DevOps Peacekeeping Missions

Work is not just about work

Like a good many young IT Professionals, I started out my career being results focused first, with forging relationships taking a back seat. Over the years it has become increasingly evident that the two are intrinsically tied together- and in the current DevOps climate, they are arguably basic personal and organizational survival skills. These are skills and lessons that are best learned and reinforced with experience, and patience.

Game Theory in the Work Place

I am definitely not an expert on either human psychology or game theory.
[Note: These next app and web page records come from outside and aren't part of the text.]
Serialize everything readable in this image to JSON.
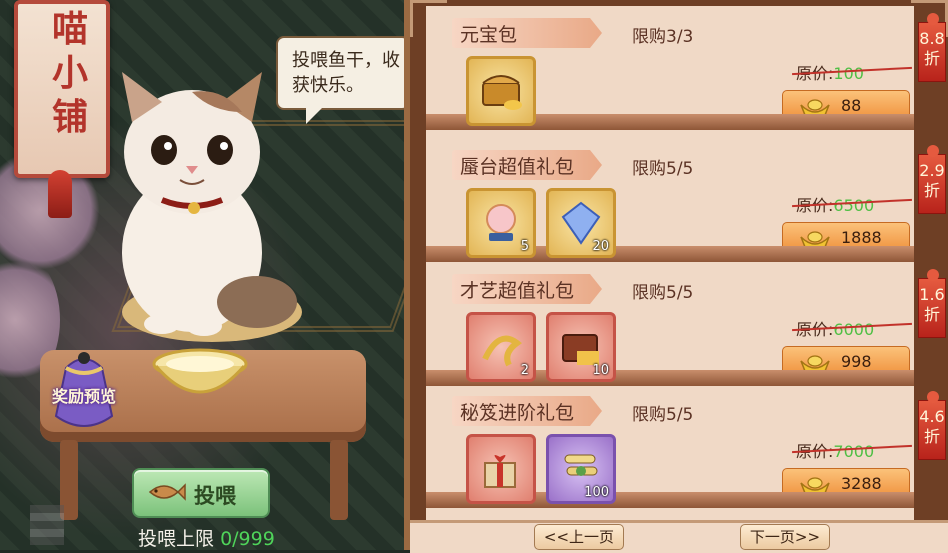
{
  "shop": {
    "banner_title": "喵小铺",
    "speech": "投喂鱼干，收获快乐。",
    "reward_preview": "奖励预览",
    "feed_button": "投喂",
    "feed_limit_label": "投喂上限",
    "feed_limit_value": "0/999"
  },
  "packs": [
    {
      "title": "元宝包",
      "limit": "限购3/3",
      "original_label": "原价:",
      "original_price": "100",
      "price": "88",
      "discount_value": "8.8",
      "discount_unit": "折",
      "items": [
        {
          "icon": "treasure-chest-icon",
          "frame": "gold",
          "count": ""
        }
      ]
    },
    {
      "title": "蜃台超值礼包",
      "limit": "限购5/5",
      "original_label": "原价:",
      "original_price": "6500",
      "price": "1888",
      "discount_value": "2.9",
      "discount_unit": "折",
      "items": [
        {
          "icon": "pearl-orb-icon",
          "frame": "gold",
          "count": "5"
        },
        {
          "icon": "blue-gem-icon",
          "frame": "gold",
          "count": "20"
        }
      ]
    },
    {
      "title": "才艺超值礼包",
      "limit": "限购5/5",
      "original_label": "原价:",
      "original_price": "6000",
      "price": "998",
      "discount_value": "1.6",
      "discount_unit": "折",
      "items": [
        {
          "icon": "golden-ribbon-icon",
          "frame": "red",
          "count": "2"
        },
        {
          "icon": "wooden-chest-icon",
          "frame": "red",
          "count": "10"
        }
      ]
    },
    {
      "title": "秘笈进阶礼包",
      "limit": "限购5/5",
      "original_label": "原价:",
      "original_price": "7000",
      "price": "3288",
      "discount_value": "4.6",
      "discount_unit": "折",
      "items": [
        {
          "icon": "gift-box-icon",
          "frame": "red",
          "count": ""
        },
        {
          "icon": "scroll-bundle-icon",
          "frame": "purple",
          "count": "100"
        }
      ]
    }
  ],
  "pager": {
    "prev": "<<上一页",
    "next": "下一页>>"
  },
  "colors": {
    "panel_bg": "#f0d9c6",
    "panel_frame": "#6e3f25",
    "price_button": "#ef8f3a",
    "discount_tag": "#c8291f",
    "original_price_green": "#4fbf44",
    "feed_button": "#7cc27b"
  }
}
I have however observed the strategy of ‘Tit for Tat’ being used in multiple contexts on technical teams and being able to soften or de-escalate this type of game, does seem to promote cooperation. More specifically, to avoid triggering retaliation, or before retaliating yourself in such a game, it can be helpful to diffuse a situation by injecting values such as:

  • Communication
  • Patience
  • Perseverance
  • A Willingness to Forgive Mistakes
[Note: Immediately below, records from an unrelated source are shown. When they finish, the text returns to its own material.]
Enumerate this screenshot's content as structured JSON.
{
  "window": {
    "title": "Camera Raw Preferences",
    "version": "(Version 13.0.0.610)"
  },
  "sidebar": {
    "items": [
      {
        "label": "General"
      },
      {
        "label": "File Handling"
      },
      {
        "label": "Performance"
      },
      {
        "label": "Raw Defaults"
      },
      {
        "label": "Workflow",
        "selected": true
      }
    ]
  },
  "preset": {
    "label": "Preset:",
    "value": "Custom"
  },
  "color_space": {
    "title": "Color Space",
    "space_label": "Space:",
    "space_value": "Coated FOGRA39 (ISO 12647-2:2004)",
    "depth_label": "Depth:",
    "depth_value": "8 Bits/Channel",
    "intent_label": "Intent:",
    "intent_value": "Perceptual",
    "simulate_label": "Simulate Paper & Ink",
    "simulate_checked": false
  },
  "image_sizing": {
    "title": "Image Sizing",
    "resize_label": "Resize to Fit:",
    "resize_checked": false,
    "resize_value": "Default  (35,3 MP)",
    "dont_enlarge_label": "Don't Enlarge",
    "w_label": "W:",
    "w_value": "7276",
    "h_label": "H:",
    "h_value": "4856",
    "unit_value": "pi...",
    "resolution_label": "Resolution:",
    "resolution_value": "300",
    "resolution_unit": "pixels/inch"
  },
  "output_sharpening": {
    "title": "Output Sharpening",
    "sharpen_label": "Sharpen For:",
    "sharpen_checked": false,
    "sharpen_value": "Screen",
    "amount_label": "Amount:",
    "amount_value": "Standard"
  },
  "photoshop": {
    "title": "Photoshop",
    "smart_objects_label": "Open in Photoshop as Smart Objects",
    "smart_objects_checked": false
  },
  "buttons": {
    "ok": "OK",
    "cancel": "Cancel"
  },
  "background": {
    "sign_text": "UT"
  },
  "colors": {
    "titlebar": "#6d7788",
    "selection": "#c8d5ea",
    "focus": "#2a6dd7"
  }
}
This can stop a tribal war before it can ever start- and pre-empt any sort of thermal nuclear exchange between wounded parties. Helpful stuff.

Peacekeeping for DevOps

In the face of nasty bugs and upset users, perfectly nice people can start morphing into BOFHs. Building processes around how people communicate can perhaps be as important as how they work gets accomplished in a team environment. I’d like to share some stories and observations about maintaining sanity in the face of the daily challenges Information Technology throws at the men and women who work in its service.



Niall Byrne

My name is Niall Byrne, and I live and work in Toronto where I contract as both a software developer and systems administrator. Although you never work on technical projects in isolation, I have ...